The prince and the comic
Milligan was given an honorary knighthood last year
Milligan was given an honorary knighthood last year
It may seem like a unusual friendship, but the heir to the British throne and an anarchic comic enjoyed a lasting relationship over the decades.

Prince Charles led the tributes to Spike Milligan after the comedian's death at the age of 83 from liver failure, saying he was "deeply saddened" at the news.

I shall miss his irreverent and hysterical presence

Prince Charles

A statement from him read: "It is hard to see Spike's parting as anything other than the end of a great era of British comedy, exemplified by Spike's extraordinary genius for the play on words and for the art of the nonsensical unexpected.

"His particular form of hilarity and wit has provided countless millions with the kind of helpless mirth which adds unique value to life."

The Goons first appeared in 1951
The Goons first appeared in 1951
Prince Charles had been a fan of the comic since Milligan's days on The Goon Show, an irreverent radio comedy show from the 1950s.

The two first met when Charles became the Prince of Wales in 1969 .

They enjoyed a close friendship over the years, despite Milligan's comical outbursts against the prince.

In 1994, after Charles had written a letter congratulating Milligan on winning a lifetime achievement award at the British Comedy awards, the comic labelled him a "grovelling little bastard".


He later apologised to the prince, writing a fax to him saying: "I suppose a knighthood is out of the question."

Soon after Milligan told an interviewer: "He (Charles) wrote back saying, 'I'm sorry, all the New Year's knighthoods are full up, but try a little light grovelling and one might come your way'."
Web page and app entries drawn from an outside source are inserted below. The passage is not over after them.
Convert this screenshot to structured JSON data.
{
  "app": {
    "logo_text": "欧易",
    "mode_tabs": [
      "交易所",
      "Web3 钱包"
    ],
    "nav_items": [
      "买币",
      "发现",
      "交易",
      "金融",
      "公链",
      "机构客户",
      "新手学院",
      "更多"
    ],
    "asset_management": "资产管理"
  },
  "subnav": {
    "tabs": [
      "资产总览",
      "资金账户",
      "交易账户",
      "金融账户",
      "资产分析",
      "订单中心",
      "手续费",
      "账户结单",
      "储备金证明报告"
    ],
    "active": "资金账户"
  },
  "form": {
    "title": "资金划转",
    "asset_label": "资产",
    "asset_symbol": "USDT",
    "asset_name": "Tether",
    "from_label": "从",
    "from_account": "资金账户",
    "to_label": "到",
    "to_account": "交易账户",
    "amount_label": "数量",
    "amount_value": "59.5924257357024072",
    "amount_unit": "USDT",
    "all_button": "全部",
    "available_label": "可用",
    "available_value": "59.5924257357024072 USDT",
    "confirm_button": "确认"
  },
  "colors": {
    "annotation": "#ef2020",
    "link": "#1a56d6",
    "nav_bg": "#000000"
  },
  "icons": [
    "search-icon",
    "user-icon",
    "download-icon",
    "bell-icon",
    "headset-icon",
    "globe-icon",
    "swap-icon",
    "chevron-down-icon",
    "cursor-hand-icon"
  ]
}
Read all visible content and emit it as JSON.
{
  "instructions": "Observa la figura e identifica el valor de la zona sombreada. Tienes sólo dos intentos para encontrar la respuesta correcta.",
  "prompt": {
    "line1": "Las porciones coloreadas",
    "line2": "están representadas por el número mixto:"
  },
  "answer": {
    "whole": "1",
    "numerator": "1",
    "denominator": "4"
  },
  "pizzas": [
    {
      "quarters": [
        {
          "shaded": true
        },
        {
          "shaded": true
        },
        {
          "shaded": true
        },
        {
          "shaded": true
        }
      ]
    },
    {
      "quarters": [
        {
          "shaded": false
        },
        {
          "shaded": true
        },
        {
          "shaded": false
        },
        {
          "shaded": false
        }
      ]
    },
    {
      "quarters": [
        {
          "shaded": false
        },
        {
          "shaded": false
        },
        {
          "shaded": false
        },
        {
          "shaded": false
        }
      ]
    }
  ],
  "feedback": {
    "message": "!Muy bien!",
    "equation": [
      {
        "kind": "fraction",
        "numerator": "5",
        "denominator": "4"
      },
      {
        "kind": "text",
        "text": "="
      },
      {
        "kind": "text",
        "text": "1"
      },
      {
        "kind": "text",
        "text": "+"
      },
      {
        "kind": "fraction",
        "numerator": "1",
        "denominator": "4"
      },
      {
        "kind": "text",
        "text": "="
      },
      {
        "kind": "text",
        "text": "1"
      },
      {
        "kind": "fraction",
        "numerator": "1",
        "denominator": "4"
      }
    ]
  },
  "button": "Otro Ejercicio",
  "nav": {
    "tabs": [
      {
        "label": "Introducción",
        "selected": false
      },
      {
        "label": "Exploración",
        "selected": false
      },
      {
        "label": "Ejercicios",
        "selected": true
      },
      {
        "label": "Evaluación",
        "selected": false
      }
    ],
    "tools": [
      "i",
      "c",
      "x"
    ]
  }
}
Last year Milligan, who was made a CBE in 1992, was given an honorary knighthood - he had an Irish passport so he could not be given a full knighthood.

During the service the comedian joked: "Do you know there are no dry cleaners in Peru? I thought the statistic would interest you."

Milligan appeared in BBC drama Gormenghast
Milligan appeared in BBC drama Gormenghast
"Well, that is something," the prince replied.

The prince, who was named patron of the Goon Show Preservation Society in 1998, wrote the forward to some of the Goon Show's books of radio scripts.

The society's spokeswoman at the time said that he could mimic the show's characters "brilliantly".

But there were areas where the two men seriously disagreed - Milligan compared hunting and other bloodsports to murder, and Charles was unlikely to have appreciated the comedian's description of the Queen as uncharismatic, with a "cold voice".

In the end their friendship endured and the prince once said of Milligan: "He has made me laugh for more years than I can remember."

The BBC's Richard Antony Baker
"Milligan did prove there was life after the Goon Show"
Actor Stephen Fry
"There was no-one like him"
Friend and broadcaster Nicholas Parsons
"He was a comic icon"

Fans pay respects

His comic art




Picture gallery
Spike's life in pictures

See also:

27 Sep 01 | Northern Ireland
Irish premier of Milligan comedy
26 Oct 01 | TV and Radio
Secombe the 'clown' remembered
11 Apr 01 | Entertainment
Sir Harry: The ultimate entertainer
Internet links:

The BBC is not responsible for the content of external internet sites

Links to more TV and Radio stories are at the foot of the page.

E-mail this story to a friend

Links to more TV and Radio stories